= What the exercise asks =
The whole listing below must be printed again exactly, images excluded.

= Dataset records =
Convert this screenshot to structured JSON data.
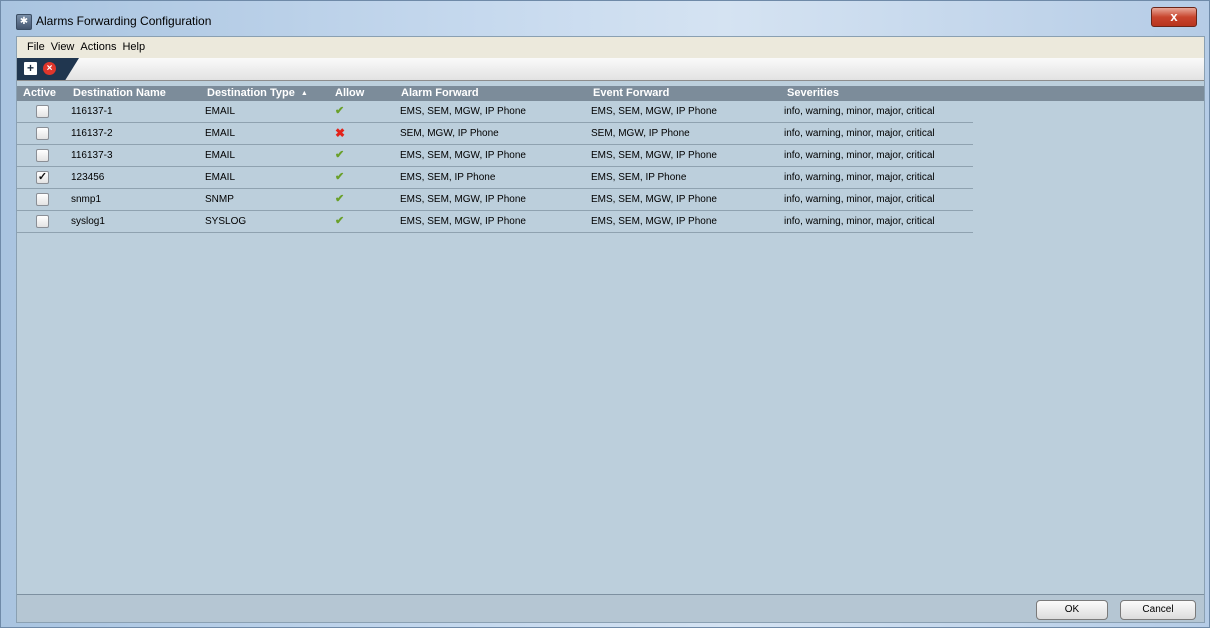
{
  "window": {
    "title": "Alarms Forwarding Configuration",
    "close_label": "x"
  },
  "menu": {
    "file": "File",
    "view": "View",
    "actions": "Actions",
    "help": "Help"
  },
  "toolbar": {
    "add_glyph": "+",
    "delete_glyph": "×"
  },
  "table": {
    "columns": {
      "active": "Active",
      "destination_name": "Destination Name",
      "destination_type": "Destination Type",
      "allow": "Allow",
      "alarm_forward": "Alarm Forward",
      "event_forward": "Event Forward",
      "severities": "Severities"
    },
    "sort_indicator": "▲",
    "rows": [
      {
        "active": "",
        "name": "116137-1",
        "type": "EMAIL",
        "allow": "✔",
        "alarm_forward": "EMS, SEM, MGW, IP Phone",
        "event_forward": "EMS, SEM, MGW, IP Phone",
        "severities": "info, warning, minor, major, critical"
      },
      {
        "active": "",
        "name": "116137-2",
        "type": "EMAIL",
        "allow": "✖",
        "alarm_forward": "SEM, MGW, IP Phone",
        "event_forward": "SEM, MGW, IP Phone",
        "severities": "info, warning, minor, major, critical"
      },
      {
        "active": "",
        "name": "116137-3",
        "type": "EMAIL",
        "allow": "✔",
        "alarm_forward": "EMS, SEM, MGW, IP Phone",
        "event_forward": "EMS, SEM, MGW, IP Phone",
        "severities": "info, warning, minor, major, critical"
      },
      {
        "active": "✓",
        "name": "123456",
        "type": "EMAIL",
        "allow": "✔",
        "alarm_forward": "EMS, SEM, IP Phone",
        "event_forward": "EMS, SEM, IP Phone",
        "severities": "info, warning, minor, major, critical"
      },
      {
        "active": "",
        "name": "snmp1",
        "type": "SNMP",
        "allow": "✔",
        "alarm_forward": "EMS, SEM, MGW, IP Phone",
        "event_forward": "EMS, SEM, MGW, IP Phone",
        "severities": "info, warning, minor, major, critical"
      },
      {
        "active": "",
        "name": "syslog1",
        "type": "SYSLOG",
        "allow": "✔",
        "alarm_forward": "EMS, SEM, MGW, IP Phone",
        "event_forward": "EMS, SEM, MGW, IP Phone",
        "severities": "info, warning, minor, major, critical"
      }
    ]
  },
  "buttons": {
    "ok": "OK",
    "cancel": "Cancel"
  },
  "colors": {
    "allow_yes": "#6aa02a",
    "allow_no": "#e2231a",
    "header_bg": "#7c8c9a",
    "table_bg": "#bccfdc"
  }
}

= Expected answer =
Convert this screenshot to structured JSON data.
{
  "window": {
    "title": "Alarms Forwarding Configuration",
    "close_label": "x"
  },
  "menu": {
    "file": "File",
    "view": "View",
    "actions": "Actions",
    "help": "Help"
  },
  "toolbar": {
    "add_glyph": "+",
    "delete_glyph": "×"
  },
  "table": {
    "columns": {
      "active": "Active",
      "destination_name": "Destination Name",
      "destination_type": "Destination Type",
      "allow": "Allow",
      "alarm_forward": "Alarm Forward",
      "event_forward": "Event Forward",
      "severities": "Severities"
    },
    "sort_indicator": "▲",
    "rows": [
      {
        "active": "",
        "name": "116137-1",
        "type": "EMAIL",
        "allow": "✔",
        "alarm_forward": "EMS, SEM, MGW, IP Phone",
        "event_forward": "EMS, SEM, MGW, IP Phone",
        "severities": "info, warning, minor, major, critical"
      },
      {
        "active": "",
        "name": "116137-2",
        "type": "EMAIL",
        "allow": "✖",
        "alarm_forward": "SEM, MGW, IP Phone",
        "event_forward": "SEM, MGW, IP Phone",
        "severities": "info, warning, minor, major, critical"
      },
      {
        "active": "",
        "name": "116137-3",
        "type": "EMAIL",
        "allow": "✔",
        "alarm_forward": "EMS, SEM, MGW, IP Phone",
        "event_forward": "EMS, SEM, MGW, IP Phone",
        "severities": "info, warning, minor, major, critical"
      },
      {
        "active": "✓",
        "name": "123456",
        "type": "EMAIL",
        "allow": "✔",
        "alarm_forward": "EMS, SEM, IP Phone",
        "event_forward": "EMS, SEM, IP Phone",
        "severities": "info, warning, minor, major, critical"
      },
      {
        "active": "",
        "name": "snmp1",
        "type": "SNMP",
        "allow": "✔",
        "alarm_forward": "EMS, SEM, MGW, IP Phone",
        "event_forward": "EMS, SEM, MGW, IP Phone",
        "severities": "info, warning, minor, major, critical"
      },
      {
        "active": "",
        "name": "syslog1",
        "type": "SYSLOG",
        "allow": "✔",
        "alarm_forward": "EMS, SEM, MGW, IP Phone",
        "event_forward": "EMS, SEM, MGW, IP Phone",
        "severities": "info, warning, minor, major, critical"
      }
    ]
  },
  "buttons": {
    "ok": "OK",
    "cancel": "Cancel"
  },
  "colors": {
    "allow_yes": "#6aa02a",
    "allow_no": "#e2231a",
    "header_bg": "#7c8c9a",
    "table_bg": "#bccfdc"
  }
}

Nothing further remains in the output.